I have been an MAT Mentor since 1999. During my first two years, MAT students from a variety of states and school districts would submit assignments through the US mail, and the collaboration sessions were tape recorded and mailed to mentors. As the Internet grew, MAT changed quickly to a vibrant, collaborative online program!
-Could you say a bit about your professional background? What did you do before you became a professor at Marygrove?
I was a K-6 Science teacher in the Detroit Public Schools, working with culturally diverse urban populations. Science is easily integrated with all areas of the curriculum, and I was able to capture students’ excitement by linking experiments and background information with art, math, and writing. A yearly Science Fair was the culminating highlight of all these curriculum connections. Although teaching in an urban environment presents unique challenges, students are motivated by supportive teachers, such as MAT graduates, who encourage their creativity and value their individuality and strengths.
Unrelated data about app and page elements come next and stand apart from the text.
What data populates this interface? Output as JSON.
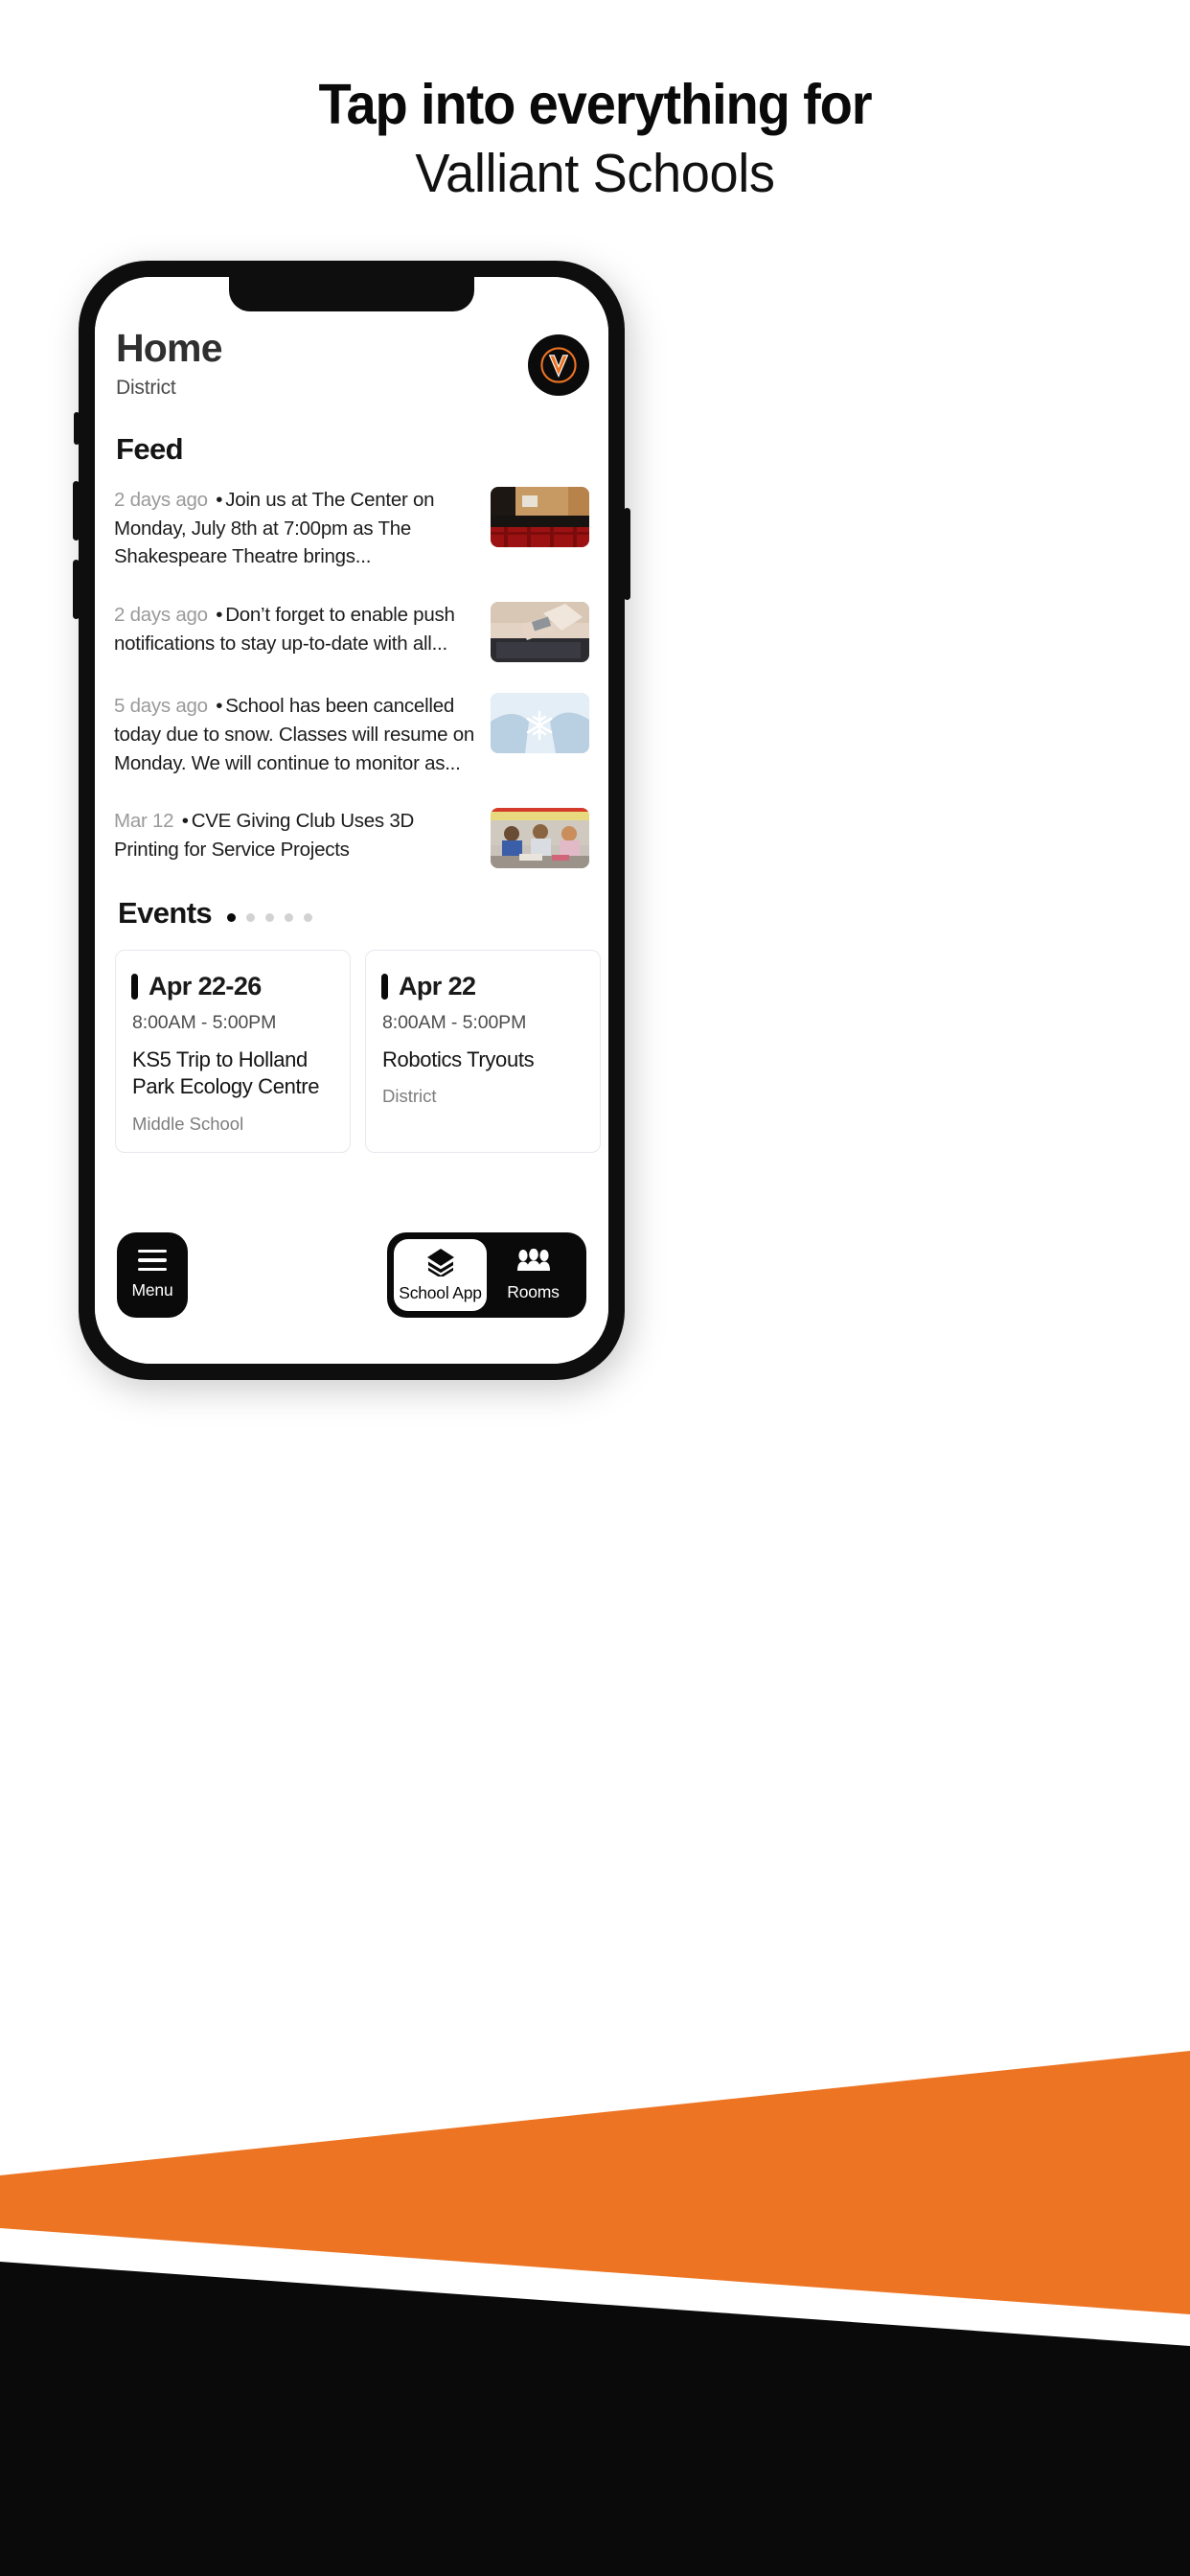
{
  "hero": {
    "headline_line1": "Tap into everything for",
    "headline_line2": "Valliant Schools"
  },
  "colors": {
    "brand_orange": "#ED7423",
    "brand_black": "#0A0A0A",
    "card_border": "#E7E7EF",
    "muted_text": "#9A9A9A"
  },
  "app": {
    "header": {
      "title": "Home",
      "subtitle": "District",
      "logo_letter": "V"
    },
    "feed": {
      "section_title": "Feed",
      "items": [
        {
          "date": "2 days ago",
          "separator": "•",
          "text": "Join us at The Center on Monday, July 8th at 7:00pm as The Shakespeare Theatre brings...",
          "thumbnail": "theatre-seats-image"
        },
        {
          "date": "2 days ago",
          "separator": "•",
          "text": "Don’t forget to enable push notifications to stay up-to-date with all...",
          "thumbnail": "phone-in-hands-image"
        },
        {
          "date": "5 days ago",
          "separator": "•",
          "text": "School has been cancelled today due to snow. Classes will resume on Monday. We will continue to monitor as...",
          "thumbnail": "snowflake-mittens-image"
        },
        {
          "date": "Mar 12",
          "separator": "•",
          "text": "CVE Giving Club Uses 3D Printing for Service Projects",
          "thumbnail": "classroom-students-image"
        }
      ]
    },
    "events": {
      "section_title": "Events",
      "pagination": {
        "total": 5,
        "active_index": 0
      },
      "cards": [
        {
          "date": "Apr 22-26",
          "time": "8:00AM  -  5:00PM",
          "name": "KS5 Trip to Holland Park Ecology Centre",
          "org": "Middle School"
        },
        {
          "date": "Apr 22",
          "time": "8:00AM  -  5:00PM",
          "name": "Robotics Tryouts",
          "org": "District"
        }
      ]
    },
    "bottom_nav": {
      "menu_label": "Menu",
      "menu_icon": "hamburger-icon",
      "segments": [
        {
          "label": "School App",
          "icon": "layers-stack-icon",
          "active": true
        },
        {
          "label": "Rooms",
          "icon": "people-group-icon",
          "active": false
        }
      ]
    }
  }
}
-What originally drew you to your position at Marygrove College?
As a committed educator, I conducted many parent workshops and teacher training sessions in the community and district. As a result of observing these collaborative activities, a teaching colleague who was also an MAT Mentor, asked if I might be interested in sharing my teaching experience and mentoring other teachers. She invited me to shadow her and her students, and I was immediately drawn to the engaging MAT activities and collaborative format of the MAT program!
-Why do you think teachers should consider pursuing a MAT degree?
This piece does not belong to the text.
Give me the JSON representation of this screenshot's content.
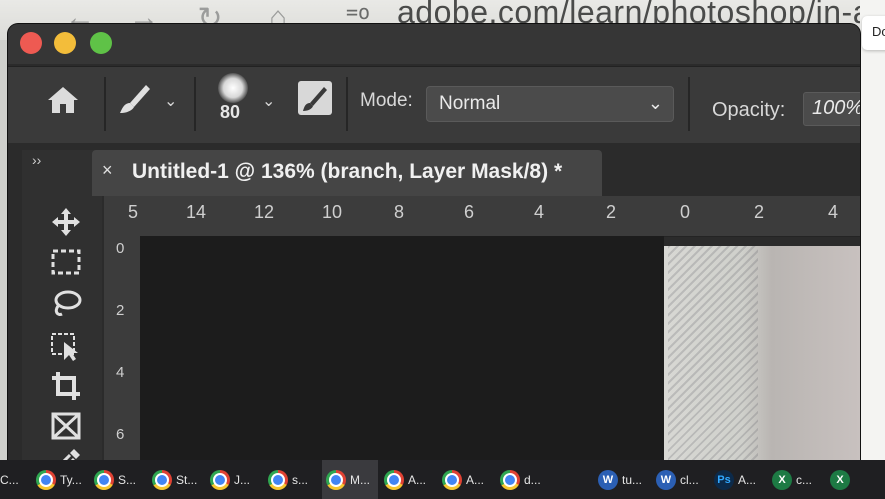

The MAT program fosters teachers’ professional growth via research-based approaches to instruction, and global perspectives developed as a result of the collaborative relationships built in the online MAT format. The courses build skills and knowledge in leadership, assessment, differentiated instruction, content area expertise, backwards design, and action research. Teachers universally testify in their final Capstone project about their increased level of confidence, leadership abilities, expertise in evidenced-based instruction, and strategies for motivating students!
-There are many, many online MAT programs out there. What distinguishes Marygrove’s MAT program from all of the others?
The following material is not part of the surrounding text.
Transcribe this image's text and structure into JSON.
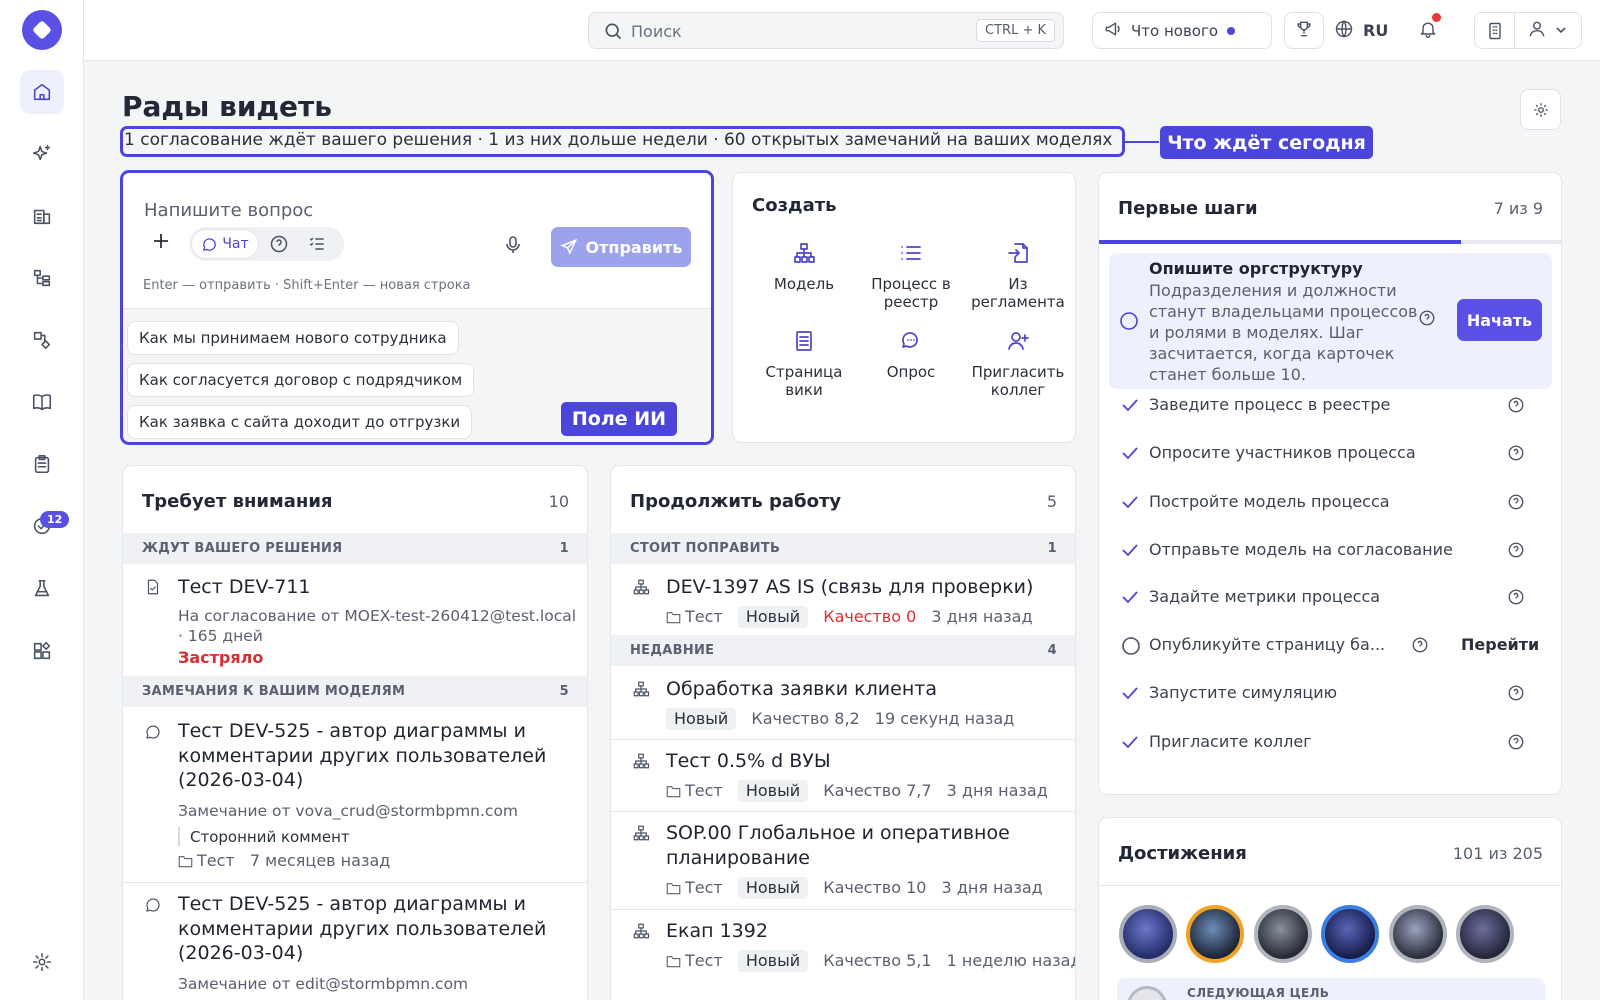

A major strength of the MAT curriculum is the performance-based approach to coursework. All of the assignments and learning tasks are correlated with real life applications that teachers can use immediately in their classrooms to improve instruction and enhance student success. Further, the MAT program is unique in its philosophical base. As part of developing professional expertise, all of the coursework has a self-reflection component that is correlated with the theme of “being a contribution” to students, families, peers, community, and ultimately society as a whole.
-What do you find most rewarding about teaching at Marygrove?
I have the pleasure of sharing knowledge, as well as coaching and interacting with students, as a facilitator of their educational goals and professional growth. I am continuously inspired to be part of this cycle of growth, and energized by the commitment and actions of engaged and inspired teachers!
-Marygrove’s mission is guided by “the three C’s”—competence, commitment, compassion. The college also has a tradition of serving underprivileged and underrepresented students. How does this tradition and mission come into play in the MAT program?
Since the philosophical underpinnings of the MAT program are rooted in the teacher’s role as a contributor to their students and society, the cycle of support and knowledge they provide to a variety of communities is ultimately based in, and reflective of, the high levels of competence, commitment, and compassion honed in the MAT program. As integral members of professional learning communities within schools and districts, the traits of competence, commitment, and compassion are translated into leadership actions by MAT graduates, impacting diverse socioeconomic groups and cultures around the United States, as well as abroad.